• Brief: In the entries below, filter for the word "color" and copy every matching line.

(Collection entries)
== == ==
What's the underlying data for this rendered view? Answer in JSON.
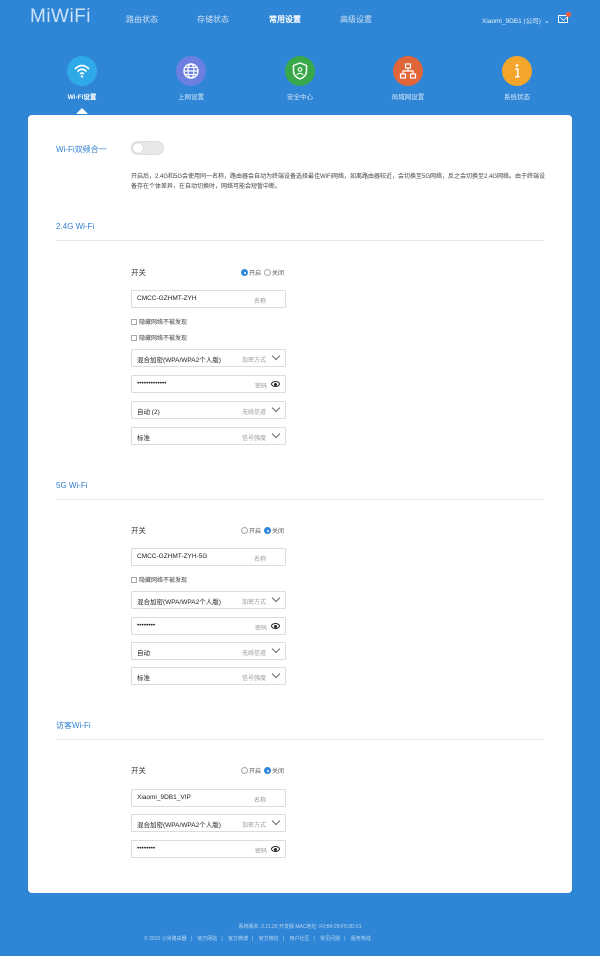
{
  "header": {
    "logo": "MiWiFi",
    "nav": [
      {
        "label": "路由状态"
      },
      {
        "label": "存储状态"
      },
      {
        "label": "常用设置"
      },
      {
        "label": "高级设置"
      }
    ],
    "user": "Xiaomi_9DB1 (公司)"
  },
  "tabs": [
    {
      "label": "Wi-Fi设置",
      "color": "#2fa9e8",
      "icon": "wifi-icon"
    },
    {
      "label": "上网设置",
      "color": "#6a7fe0",
      "icon": "globe-icon"
    },
    {
      "label": "安全中心",
      "color": "#3aa84a",
      "icon": "shield-icon"
    },
    {
      "label": "局域网设置",
      "color": "#e0663a",
      "icon": "network-icon"
    },
    {
      "label": "系统状态",
      "color": "#f4a62a",
      "icon": "info-icon"
    }
  ],
  "dual_band": {
    "label": "Wi-Fi双频合一",
    "description": "开启后，2.4G和5G会使用同一名称，路由器会自动为终端设备选择最佳WiFi网络，如离路由器较近，会切换至5G网络，反之会切换至2.4G网络。由于终端设备存在个体差异，在自动切换时，网络可能会短暂中断。"
  },
  "wifi24": {
    "title": "2.4G Wi-Fi",
    "switch_label": "开关",
    "on_label": "开启",
    "off_label": "关闭",
    "name_value": "CMCC-GZHMT-ZYH",
    "name_hint": "名称",
    "hide_label": "隐藏网络不被发现",
    "hide_label_2": "隐藏网络不被发现",
    "encryption_value": "混合加密(WPA/WPA2个人版)",
    "encryption_hint": "加密方式",
    "password_value": "•••••••••••••",
    "password_hint": "密码",
    "channel_value": "自动 (2)",
    "channel_hint": "无线信道",
    "strength_value": "标准",
    "strength_hint": "信号强度"
  },
  "wifi5": {
    "title": "5G Wi-Fi",
    "switch_label": "开关",
    "on_label": "开启",
    "off_label": "关闭",
    "name_value": "CMCC-GZHMT-ZYH-5G",
    "name_hint": "名称",
    "hide_label": "隐藏网络不被发现",
    "encryption_value": "混合加密(WPA/WPA2个人版)",
    "encryption_hint": "加密方式",
    "password_value": "••••••••",
    "password_hint": "密码",
    "channel_value": "自动",
    "channel_hint": "无线信道",
    "strength_value": "标准",
    "strength_hint": "信号强度"
  },
  "guest": {
    "title": "访客Wi-Fi",
    "switch_label": "开关",
    "on_label": "开启",
    "off_label": "关闭",
    "name_value": "Xiaomi_9DB1_VIP",
    "name_hint": "名称",
    "encryption_value": "混合加密(WPA/WPA2个人版)",
    "encryption_hint": "加密方式",
    "password_value": "••••••••",
    "password_hint": "密码"
  },
  "footer": {
    "version": "系统版本: 2.11.20 开发版   MAC地址: F0:B4:29:F5:9D:01",
    "links": [
      "© 2015 小米路由器",
      "官方网站",
      "官方微博",
      "官方微信",
      "用户社区",
      "常见问题",
      "服务热线"
    ]
  }
}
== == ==
• Answer to this task:
      "color": "#2fa9e8",
      "color": "#6a7fe0",
      "color": "#3aa84a",
      "color": "#e0663a",
      "color": "#f4a62a",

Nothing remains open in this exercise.